The U.S. corn harvest pace remained the slowest since 2009 after rains limit fieldwork over much of the Corn Belt last week, but drier weather across the Corn Belt should boost harvest activity significantly over the next 10 days to two weeks.
The U.S. corn harvest was just 27% complete as of Sunday, up 5 percentage points from a week earlier and 19 points behind the five-year average of 47%, according to Monday’s weekly Crop Progress report from USDA. However, 90% of the crop was rated mature, only 4 points below the average pace.
Harvest progress remained behind normal across the Corn Belt, but especially in the northwest Corn Belt, with only 13% of the Iowa crop harvested versus a five-year average of 41% and just 7% of the Minnesota crop out of the field versus an average of 38%. In South Dakota, harvest was only 12% done compared with an average of 39%.
The slow harvest pace has provided limited support for corn prices, though, with U.S. corn condition ratings showing unusual late-season improvement. USDA rated U.S. corn conditions 65% good/excellent, up 1 point from a week earlier, although still 9 points below a year earlier.
U.S. soybean harvest progress also remained behind normal at 49% compared with the five-year average of 60%. Harvest remained well behind in the top growing state of Iowa with progress there at only 32%, less than half the 5-yr. avg. of 66%. The harvest pace also remained slow in Minnesota at 45%, vs. the avg. pace of 82% and in Nebraska at 33% vs. the avg. of 67%. Only 48% of South Dakota’s crop had been harvested, versus an average pace of 78%.

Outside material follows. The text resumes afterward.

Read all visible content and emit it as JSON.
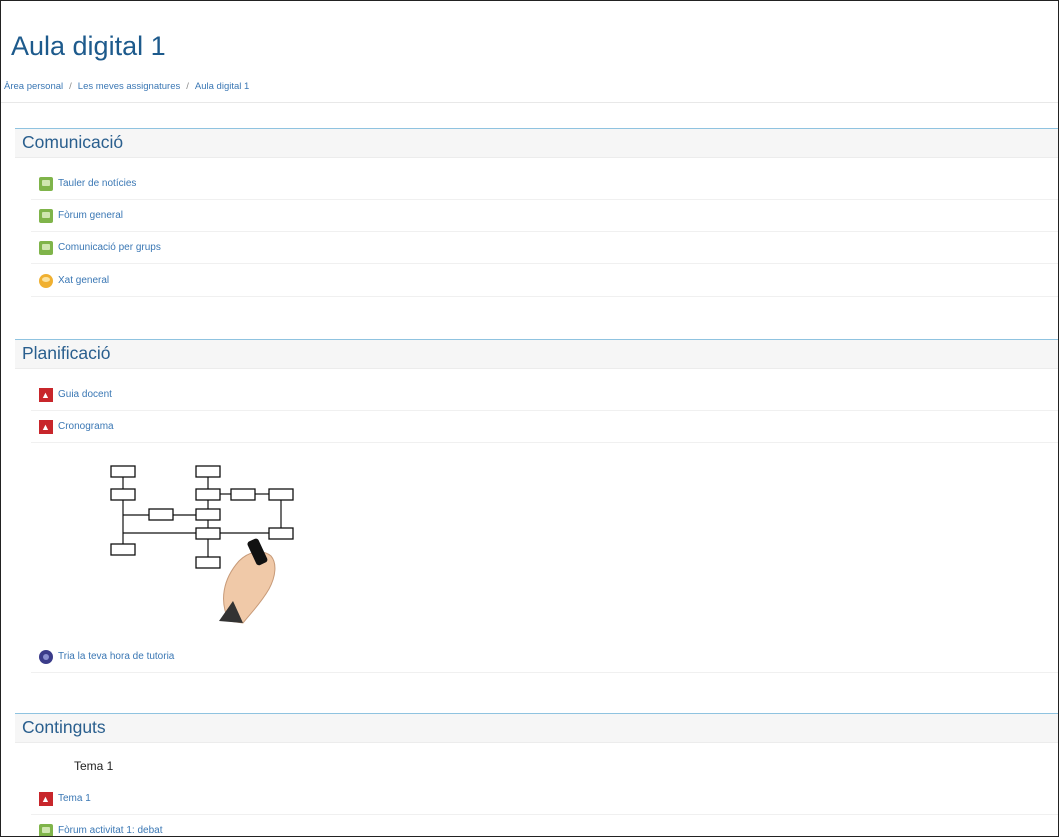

However, the Illinois harvest stayed ahead of the normal pace at 63% done vs. an average of 58% and Indiana harvest progress at 52% was on par with average and Ohio progress at 54 was a point ahead of normal. The U.S. crop rating, as expected, held steady at 61% good/excellent.